[WHAT YOU NEED TO DO]: Please copy out the entries exactly, skipping any pictures.

***** RECORDED INFORMATION

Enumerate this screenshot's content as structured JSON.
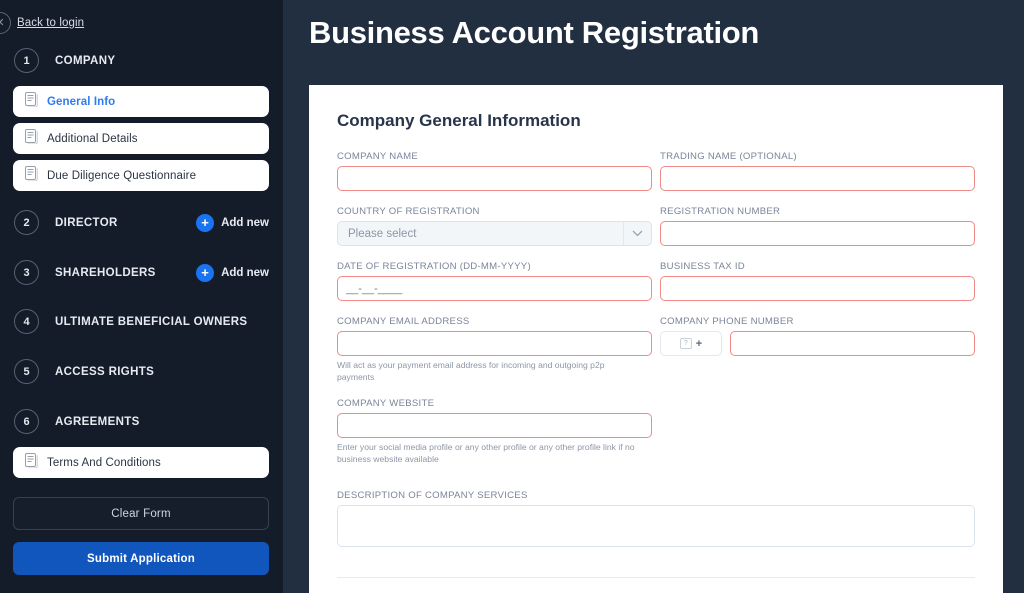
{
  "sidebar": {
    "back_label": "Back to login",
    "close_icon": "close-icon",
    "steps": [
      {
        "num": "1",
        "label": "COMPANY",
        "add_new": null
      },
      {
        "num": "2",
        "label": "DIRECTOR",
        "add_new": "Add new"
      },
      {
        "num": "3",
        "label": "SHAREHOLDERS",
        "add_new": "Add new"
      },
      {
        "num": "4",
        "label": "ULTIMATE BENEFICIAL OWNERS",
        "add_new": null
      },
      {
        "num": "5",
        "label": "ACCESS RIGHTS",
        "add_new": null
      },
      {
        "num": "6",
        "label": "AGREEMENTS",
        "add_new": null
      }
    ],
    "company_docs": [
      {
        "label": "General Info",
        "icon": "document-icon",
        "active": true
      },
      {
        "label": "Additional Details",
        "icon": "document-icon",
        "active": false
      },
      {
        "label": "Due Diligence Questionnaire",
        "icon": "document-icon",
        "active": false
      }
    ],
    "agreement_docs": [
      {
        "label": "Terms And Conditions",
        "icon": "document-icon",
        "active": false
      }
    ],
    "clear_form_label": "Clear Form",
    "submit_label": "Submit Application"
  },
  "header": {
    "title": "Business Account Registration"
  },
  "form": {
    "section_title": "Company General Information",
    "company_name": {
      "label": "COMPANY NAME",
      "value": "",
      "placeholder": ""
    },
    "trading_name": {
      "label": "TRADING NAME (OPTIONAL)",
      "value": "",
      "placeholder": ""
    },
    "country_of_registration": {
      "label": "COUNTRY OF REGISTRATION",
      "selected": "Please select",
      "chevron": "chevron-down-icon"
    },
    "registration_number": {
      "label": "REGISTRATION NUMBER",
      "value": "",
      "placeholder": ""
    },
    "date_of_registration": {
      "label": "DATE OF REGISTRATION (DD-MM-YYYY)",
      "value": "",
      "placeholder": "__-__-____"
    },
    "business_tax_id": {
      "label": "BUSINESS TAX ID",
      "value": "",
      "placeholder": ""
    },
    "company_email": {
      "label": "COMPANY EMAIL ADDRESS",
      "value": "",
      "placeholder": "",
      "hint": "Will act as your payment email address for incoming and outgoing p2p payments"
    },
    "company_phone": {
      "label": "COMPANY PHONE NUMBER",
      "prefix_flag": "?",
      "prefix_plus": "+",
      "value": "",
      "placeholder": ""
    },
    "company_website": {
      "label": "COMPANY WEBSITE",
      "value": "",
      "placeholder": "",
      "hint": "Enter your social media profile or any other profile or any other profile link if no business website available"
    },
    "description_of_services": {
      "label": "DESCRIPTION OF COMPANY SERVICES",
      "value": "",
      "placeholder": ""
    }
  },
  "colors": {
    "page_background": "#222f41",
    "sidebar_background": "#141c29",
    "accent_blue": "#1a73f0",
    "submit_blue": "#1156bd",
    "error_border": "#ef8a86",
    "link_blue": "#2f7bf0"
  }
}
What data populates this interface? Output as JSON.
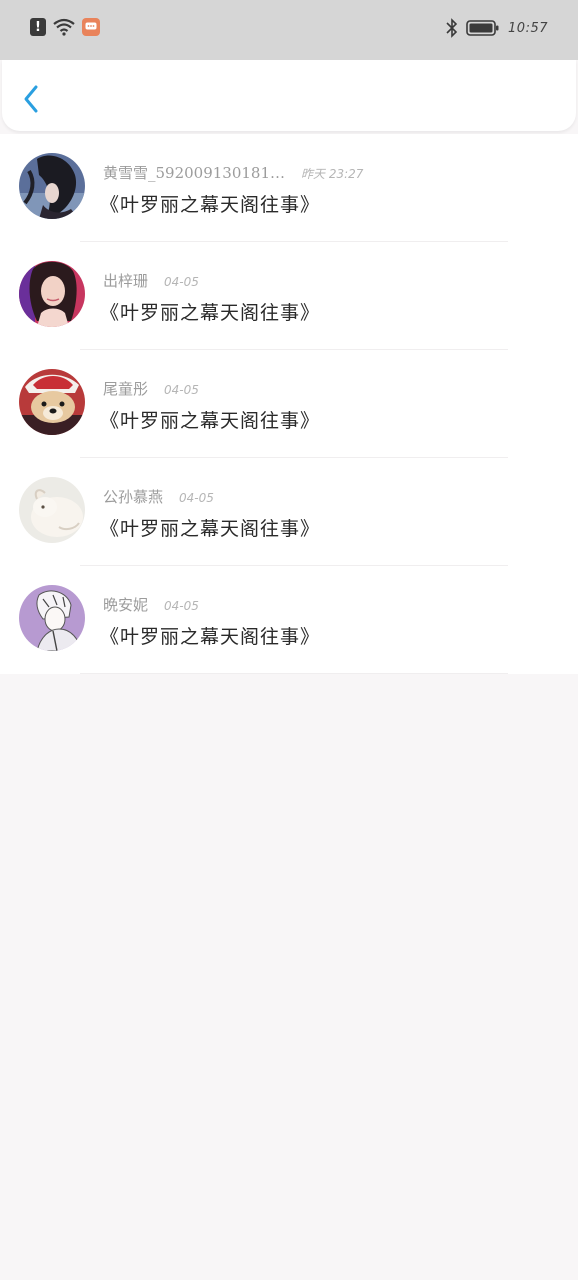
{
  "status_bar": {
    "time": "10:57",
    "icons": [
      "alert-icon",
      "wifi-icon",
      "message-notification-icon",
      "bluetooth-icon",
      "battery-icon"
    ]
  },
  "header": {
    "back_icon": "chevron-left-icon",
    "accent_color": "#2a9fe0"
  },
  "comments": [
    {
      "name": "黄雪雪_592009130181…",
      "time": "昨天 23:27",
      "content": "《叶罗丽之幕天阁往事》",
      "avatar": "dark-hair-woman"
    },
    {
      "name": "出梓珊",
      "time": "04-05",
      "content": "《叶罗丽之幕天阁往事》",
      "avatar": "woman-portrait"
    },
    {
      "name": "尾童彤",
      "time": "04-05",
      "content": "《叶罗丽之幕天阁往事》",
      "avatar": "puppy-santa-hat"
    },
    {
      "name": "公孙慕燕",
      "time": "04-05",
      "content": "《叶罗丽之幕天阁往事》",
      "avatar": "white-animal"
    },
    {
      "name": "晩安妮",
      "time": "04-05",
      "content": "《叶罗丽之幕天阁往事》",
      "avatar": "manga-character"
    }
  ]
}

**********

[SOLUTION TO THIS TASK]:
Enumerate this screenshot's content as structured JSON.
{
  "sidebar": {
    "back_label": "Back to login",
    "close_icon": "close-icon",
    "steps": [
      {
        "num": "1",
        "label": "COMPANY",
        "add_new": null
      },
      {
        "num": "2",
        "label": "DIRECTOR",
        "add_new": "Add new"
      },
      {
        "num": "3",
        "label": "SHAREHOLDERS",
        "add_new": "Add new"
      },
      {
        "num": "4",
        "label": "ULTIMATE BENEFICIAL OWNERS",
        "add_new": null
      },
      {
        "num": "5",
        "label": "ACCESS RIGHTS",
        "add_new": null
      },
      {
        "num": "6",
        "label": "AGREEMENTS",
        "add_new": null
      }
    ],
    "company_docs": [
      {
        "label": "General Info",
        "icon": "document-icon",
        "active": true
      },
      {
        "label": "Additional Details",
        "icon": "document-icon",
        "active": false
      },
      {
        "label": "Due Diligence Questionnaire",
        "icon": "document-icon",
        "active": false
      }
    ],
    "agreement_docs": [
      {
        "label": "Terms And Conditions",
        "icon": "document-icon",
        "active": false
      }
    ],
    "clear_form_label": "Clear Form",
    "submit_label": "Submit Application"
  },
  "header": {
    "title": "Business Account Registration"
  },
  "form": {
    "section_title": "Company General Information",
    "company_name": {
      "label": "COMPANY NAME",
      "value": "",
      "placeholder": ""
    },
    "trading_name": {
      "label": "TRADING NAME (OPTIONAL)",
      "value": "",
      "placeholder": ""
    },
    "country_of_registration": {
      "label": "COUNTRY OF REGISTRATION",
      "selected": "Please select",
      "chevron": "chevron-down-icon"
    },
    "registration_number": {
      "label": "REGISTRATION NUMBER",
      "value": "",
      "placeholder": ""
    },
    "date_of_registration": {
      "label": "DATE OF REGISTRATION (DD-MM-YYYY)",
      "value": "",
      "placeholder": "__-__-____"
    },
    "business_tax_id": {
      "label": "BUSINESS TAX ID",
      "value": "",
      "placeholder": ""
    },
    "company_email": {
      "label": "COMPANY EMAIL ADDRESS",
      "value": "",
      "placeholder": "",
      "hint": "Will act as your payment email address for incoming and outgoing p2p payments"
    },
    "company_phone": {
      "label": "COMPANY PHONE NUMBER",
      "prefix_flag": "?",
      "prefix_plus": "+",
      "value": "",
      "placeholder": ""
    },
    "company_website": {
      "label": "COMPANY WEBSITE",
      "value": "",
      "placeholder": "",
      "hint": "Enter your social media profile or any other profile or any other profile link if no business website available"
    },
    "description_of_services": {
      "label": "DESCRIPTION OF COMPANY SERVICES",
      "value": "",
      "placeholder": ""
    }
  },
  "colors": {
    "page_background": "#222f41",
    "sidebar_background": "#141c29",
    "accent_blue": "#1a73f0",
    "submit_blue": "#1156bd",
    "error_border": "#ef8a86",
    "link_blue": "#2f7bf0"
  }
}
What data populates this interface? Output as JSON.
{
  "status_bar": {
    "time": "10:57",
    "icons": [
      "alert-icon",
      "wifi-icon",
      "message-notification-icon",
      "bluetooth-icon",
      "battery-icon"
    ]
  },
  "header": {
    "back_icon": "chevron-left-icon",
    "accent_color": "#2a9fe0"
  },
  "comments": [
    {
      "name": "黄雪雪_592009130181…",
      "time": "昨天 23:27",
      "content": "《叶罗丽之幕天阁往事》",
      "avatar": "dark-hair-woman"
    },
    {
      "name": "出梓珊",
      "time": "04-05",
      "content": "《叶罗丽之幕天阁往事》",
      "avatar": "woman-portrait"
    },
    {
      "name": "尾童彤",
      "time": "04-05",
      "content": "《叶罗丽之幕天阁往事》",
      "avatar": "puppy-santa-hat"
    },
    {
      "name": "公孙慕燕",
      "time": "04-05",
      "content": "《叶罗丽之幕天阁往事》",
      "avatar": "white-animal"
    },
    {
      "name": "晩安妮",
      "time": "04-05",
      "content": "《叶罗丽之幕天阁往事》",
      "avatar": "manga-character"
    }
  ]
}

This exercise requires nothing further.